__WORK REQUEST__
Filtering the records below, copy only those lines that include the word "description".

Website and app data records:
☆ ☆ ☆ ☆ ☆ ☆ ☆

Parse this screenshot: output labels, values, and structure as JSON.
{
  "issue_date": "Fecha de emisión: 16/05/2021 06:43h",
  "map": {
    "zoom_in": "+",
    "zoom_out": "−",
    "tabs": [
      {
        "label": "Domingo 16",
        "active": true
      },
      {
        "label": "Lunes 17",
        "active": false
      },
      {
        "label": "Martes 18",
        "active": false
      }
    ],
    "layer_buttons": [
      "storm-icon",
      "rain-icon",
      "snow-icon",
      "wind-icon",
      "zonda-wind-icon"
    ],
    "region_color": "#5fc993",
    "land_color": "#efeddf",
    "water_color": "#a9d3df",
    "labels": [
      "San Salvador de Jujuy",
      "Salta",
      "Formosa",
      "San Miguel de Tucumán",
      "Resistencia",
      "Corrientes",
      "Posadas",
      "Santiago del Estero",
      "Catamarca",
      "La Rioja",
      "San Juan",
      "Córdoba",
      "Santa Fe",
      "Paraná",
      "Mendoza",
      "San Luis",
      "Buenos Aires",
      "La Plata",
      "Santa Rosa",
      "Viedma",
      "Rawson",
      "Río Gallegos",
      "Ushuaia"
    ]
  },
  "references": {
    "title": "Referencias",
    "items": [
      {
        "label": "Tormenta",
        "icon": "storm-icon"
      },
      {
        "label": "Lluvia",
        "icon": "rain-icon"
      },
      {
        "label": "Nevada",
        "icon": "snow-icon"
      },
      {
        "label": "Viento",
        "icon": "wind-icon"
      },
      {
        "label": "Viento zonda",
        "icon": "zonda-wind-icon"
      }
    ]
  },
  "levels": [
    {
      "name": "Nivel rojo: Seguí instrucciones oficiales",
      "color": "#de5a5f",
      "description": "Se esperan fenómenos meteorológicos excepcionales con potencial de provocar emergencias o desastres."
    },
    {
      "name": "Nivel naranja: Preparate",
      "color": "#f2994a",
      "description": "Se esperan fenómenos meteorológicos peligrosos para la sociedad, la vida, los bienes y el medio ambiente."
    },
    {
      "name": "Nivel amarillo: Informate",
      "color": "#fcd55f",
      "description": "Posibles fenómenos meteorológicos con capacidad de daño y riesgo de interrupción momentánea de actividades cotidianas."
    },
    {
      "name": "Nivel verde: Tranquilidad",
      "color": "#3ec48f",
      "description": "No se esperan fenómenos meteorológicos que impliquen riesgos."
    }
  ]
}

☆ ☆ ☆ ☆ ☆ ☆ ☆

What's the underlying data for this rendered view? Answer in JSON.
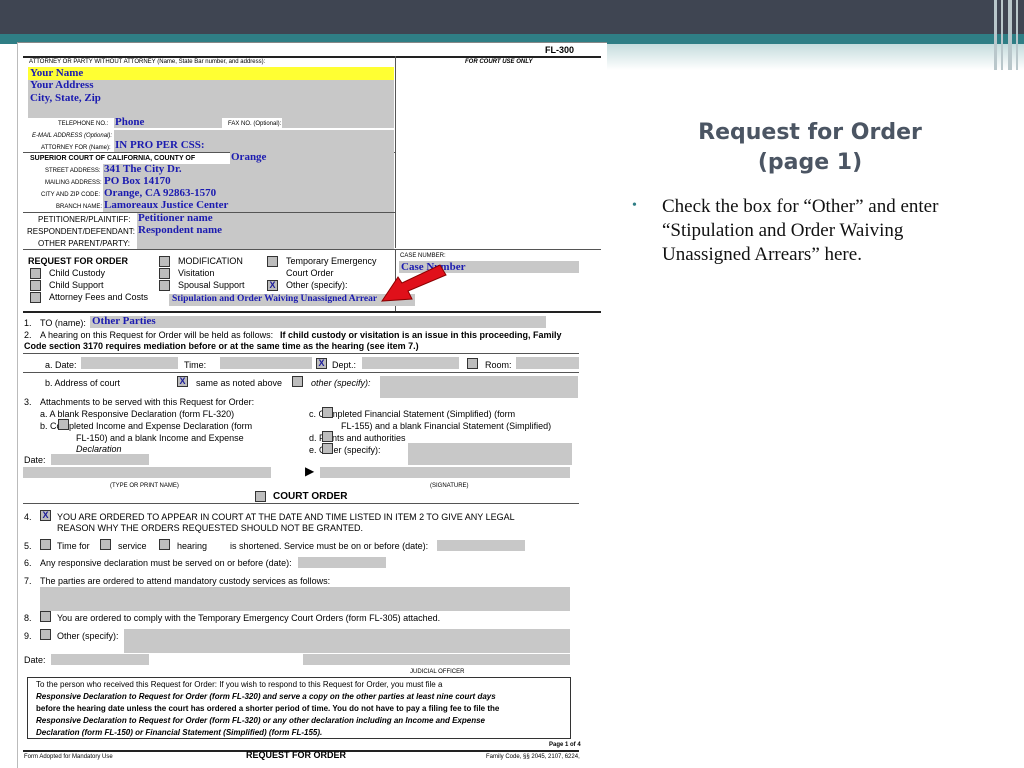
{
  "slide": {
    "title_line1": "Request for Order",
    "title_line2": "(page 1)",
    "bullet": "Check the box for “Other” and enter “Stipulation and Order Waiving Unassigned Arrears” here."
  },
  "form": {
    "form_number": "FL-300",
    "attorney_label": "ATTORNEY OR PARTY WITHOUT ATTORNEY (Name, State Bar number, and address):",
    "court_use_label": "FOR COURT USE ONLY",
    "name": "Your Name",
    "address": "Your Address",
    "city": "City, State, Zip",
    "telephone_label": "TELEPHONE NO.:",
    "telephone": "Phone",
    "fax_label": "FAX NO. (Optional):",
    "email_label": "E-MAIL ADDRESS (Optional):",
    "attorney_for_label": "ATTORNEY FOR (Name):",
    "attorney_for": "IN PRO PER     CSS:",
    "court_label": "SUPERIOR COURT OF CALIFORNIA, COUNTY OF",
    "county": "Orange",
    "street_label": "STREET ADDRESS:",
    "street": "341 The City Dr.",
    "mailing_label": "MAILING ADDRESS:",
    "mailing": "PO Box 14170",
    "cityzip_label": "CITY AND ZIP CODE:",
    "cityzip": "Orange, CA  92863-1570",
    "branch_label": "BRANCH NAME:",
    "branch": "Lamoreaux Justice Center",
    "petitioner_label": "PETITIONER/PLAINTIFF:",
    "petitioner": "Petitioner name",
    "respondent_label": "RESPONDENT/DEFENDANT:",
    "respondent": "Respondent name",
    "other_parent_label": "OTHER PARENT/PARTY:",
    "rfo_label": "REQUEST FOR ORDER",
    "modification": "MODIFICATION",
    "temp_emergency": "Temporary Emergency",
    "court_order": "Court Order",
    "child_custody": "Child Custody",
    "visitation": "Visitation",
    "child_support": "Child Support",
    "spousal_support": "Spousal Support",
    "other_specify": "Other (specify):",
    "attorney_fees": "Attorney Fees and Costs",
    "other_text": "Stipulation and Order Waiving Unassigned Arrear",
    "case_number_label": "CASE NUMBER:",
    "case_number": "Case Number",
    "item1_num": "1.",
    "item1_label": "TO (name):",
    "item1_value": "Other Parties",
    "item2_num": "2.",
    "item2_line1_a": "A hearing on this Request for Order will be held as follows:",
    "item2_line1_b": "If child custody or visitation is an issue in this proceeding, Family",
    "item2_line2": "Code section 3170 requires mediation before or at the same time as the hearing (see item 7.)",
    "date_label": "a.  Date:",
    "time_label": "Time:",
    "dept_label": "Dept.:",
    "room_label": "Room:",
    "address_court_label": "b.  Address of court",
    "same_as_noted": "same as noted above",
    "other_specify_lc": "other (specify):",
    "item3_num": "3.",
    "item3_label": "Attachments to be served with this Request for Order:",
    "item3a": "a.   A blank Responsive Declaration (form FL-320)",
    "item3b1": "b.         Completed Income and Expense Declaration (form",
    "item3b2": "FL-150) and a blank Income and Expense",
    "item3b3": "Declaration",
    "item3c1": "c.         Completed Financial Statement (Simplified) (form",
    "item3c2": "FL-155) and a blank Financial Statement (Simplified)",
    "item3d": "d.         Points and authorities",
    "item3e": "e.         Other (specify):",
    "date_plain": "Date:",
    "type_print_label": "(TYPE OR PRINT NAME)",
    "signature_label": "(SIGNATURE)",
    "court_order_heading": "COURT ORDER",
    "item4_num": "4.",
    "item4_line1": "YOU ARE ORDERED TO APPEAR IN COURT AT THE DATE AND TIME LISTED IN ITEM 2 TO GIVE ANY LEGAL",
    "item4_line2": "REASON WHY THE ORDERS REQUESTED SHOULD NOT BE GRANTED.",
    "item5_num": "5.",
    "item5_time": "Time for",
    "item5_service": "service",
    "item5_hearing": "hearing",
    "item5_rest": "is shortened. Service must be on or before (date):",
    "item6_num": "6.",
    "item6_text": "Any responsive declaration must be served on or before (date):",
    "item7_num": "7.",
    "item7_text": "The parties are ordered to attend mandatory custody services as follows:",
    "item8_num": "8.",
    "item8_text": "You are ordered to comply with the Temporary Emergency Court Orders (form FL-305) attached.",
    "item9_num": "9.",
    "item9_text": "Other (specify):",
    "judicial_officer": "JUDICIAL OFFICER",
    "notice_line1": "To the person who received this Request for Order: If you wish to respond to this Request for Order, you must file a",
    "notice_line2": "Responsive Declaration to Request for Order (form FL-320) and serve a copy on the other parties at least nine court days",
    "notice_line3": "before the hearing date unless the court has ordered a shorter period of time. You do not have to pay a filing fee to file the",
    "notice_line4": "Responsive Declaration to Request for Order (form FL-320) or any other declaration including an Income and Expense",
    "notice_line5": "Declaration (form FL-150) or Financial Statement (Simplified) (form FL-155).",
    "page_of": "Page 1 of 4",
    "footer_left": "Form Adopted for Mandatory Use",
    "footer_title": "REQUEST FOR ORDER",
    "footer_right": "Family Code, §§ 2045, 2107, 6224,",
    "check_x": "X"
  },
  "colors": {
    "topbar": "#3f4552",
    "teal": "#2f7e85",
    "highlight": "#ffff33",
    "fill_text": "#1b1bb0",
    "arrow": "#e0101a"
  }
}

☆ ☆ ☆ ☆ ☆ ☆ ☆

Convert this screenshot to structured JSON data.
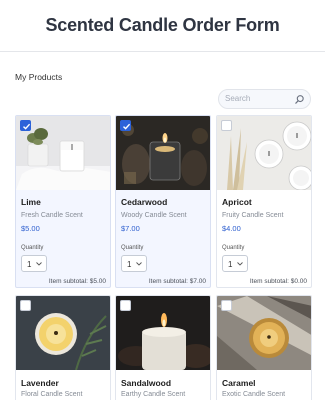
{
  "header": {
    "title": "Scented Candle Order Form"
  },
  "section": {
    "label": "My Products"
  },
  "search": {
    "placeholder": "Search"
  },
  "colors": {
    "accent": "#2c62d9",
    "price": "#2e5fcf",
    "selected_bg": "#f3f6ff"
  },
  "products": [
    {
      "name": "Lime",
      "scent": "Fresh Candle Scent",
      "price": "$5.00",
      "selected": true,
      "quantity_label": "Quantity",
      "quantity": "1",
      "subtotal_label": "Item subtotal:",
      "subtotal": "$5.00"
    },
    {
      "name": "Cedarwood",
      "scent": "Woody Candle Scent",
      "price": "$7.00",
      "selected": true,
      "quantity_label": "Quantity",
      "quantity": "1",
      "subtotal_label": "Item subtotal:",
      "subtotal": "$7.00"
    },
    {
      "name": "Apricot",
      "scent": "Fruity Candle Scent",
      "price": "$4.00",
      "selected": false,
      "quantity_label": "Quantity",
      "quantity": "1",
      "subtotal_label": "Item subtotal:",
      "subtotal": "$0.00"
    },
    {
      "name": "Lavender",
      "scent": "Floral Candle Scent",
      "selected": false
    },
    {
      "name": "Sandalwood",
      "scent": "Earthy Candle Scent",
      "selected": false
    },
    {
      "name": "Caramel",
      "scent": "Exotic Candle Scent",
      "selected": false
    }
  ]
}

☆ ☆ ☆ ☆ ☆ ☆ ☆

__THE ANSWER__
      "description": "Se esperan fenómenos meteorológicos excepcionales con potencial de provocar emergencias o desastres."
      "description": "Se esperan fenómenos meteorológicos peligrosos para la sociedad, la vida, los bienes y el medio ambiente."
      "description": "Posibles fenómenos meteorológicos con capacidad de daño y riesgo de interrupción momentánea de actividades cotidianas."
      "description": "No se esperan fenómenos meteorológicos que impliquen riesgos."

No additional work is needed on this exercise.